further importance. The court has recognized that the work of an
active media, allowed to access and publish information about institutions
of government, equips citizens to know, and form informed judgments
about matters in which they would not ordinarily participate directly.
In words that seem even more eloquent when contrasted to the tweets of
his U.S. counterpart, Prime Minister Trudeau acknowledged on World Press
Freedom Day in May 2018 that “a free press helps build stronger and healthier
societies” and said that “Canada will always defend journalistic freedom
and stand against any violence, intimidation, censorship, and false arrests
used to silence journalists.” Indeed, in further striking contrast to ugly rhetoric
and revoked press passes in the United States, he continued: “On behalf
of Canadians, I thank all the journalists in this country and around the world
who seek out truth, unravel fact from fiction, bring clarity and fairness to
public debate, and encourage us to open ourselves to new perspectives.”3
Words are not enough but do mark the respect due to journalistic endeavours.
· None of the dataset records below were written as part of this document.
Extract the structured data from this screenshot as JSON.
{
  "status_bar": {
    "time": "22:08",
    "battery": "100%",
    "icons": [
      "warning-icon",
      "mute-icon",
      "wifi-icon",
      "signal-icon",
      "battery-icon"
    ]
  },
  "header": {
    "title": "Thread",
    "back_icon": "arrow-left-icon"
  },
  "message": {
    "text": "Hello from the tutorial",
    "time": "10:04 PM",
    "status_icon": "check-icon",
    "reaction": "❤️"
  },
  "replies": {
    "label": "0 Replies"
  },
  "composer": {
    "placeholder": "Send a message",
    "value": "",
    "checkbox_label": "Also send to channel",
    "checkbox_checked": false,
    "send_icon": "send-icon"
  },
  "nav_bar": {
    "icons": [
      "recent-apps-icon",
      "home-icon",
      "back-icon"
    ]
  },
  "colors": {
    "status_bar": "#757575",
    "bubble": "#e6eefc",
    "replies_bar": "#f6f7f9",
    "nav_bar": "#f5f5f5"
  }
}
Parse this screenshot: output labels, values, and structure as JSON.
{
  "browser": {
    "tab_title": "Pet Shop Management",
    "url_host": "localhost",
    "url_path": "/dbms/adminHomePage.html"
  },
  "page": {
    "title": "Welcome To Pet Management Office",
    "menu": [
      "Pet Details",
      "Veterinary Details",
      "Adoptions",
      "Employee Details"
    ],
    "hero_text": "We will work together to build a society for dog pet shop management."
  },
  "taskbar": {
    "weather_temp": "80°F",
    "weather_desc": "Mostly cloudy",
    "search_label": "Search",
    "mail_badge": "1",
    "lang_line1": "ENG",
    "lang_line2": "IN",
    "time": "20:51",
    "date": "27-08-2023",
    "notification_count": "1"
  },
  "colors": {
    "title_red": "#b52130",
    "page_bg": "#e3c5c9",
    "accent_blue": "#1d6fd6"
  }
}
This is not to say that journalists are in every instance responsible in
their reporting; of course there are occasions on which this might be disputed.
However, journalists—especially those who identify themselves by
name and work for recognized media organizations—are held to codes of
conduct, face employment sanctions and are ultimately subject to legal proceedings
or loss of readership as checks against misconduct.
Beyond words, the federal government has instituted economic measures
that may assist newsrooms to employ dedicated reporters and editors
and to generate and refine stories that can meet the standards noted above.
The threats to a free press now are not just governments against which
there is constitutional protection but also economics against which there is
not. As long as their role does not include shaping content, governments
may play a useful role in fending off the economic threat.
In November 2018 the federal Minister of Finance noted that “to protect
the vital role that independent news media play in our democracy and in
our communities, we will be introducing measures to help support journalism
in Canada.”4 The Fall Economic Statement 2018 recognizes that “a
strong and independent news media is crucial to a well-functioning democracy”
as “it empowers citizens by providing them with the information
they need to make informed decisions on important issues, and also serves
to hold powerful institutions—including governments—to account by bringing
to light information that might not otherwise be made available to the
public”.5 The statement recognizes certain of the challenges:
In recent years, changes in technology and in the way that Canadians
consume news have made it difficult for many news outlets to find and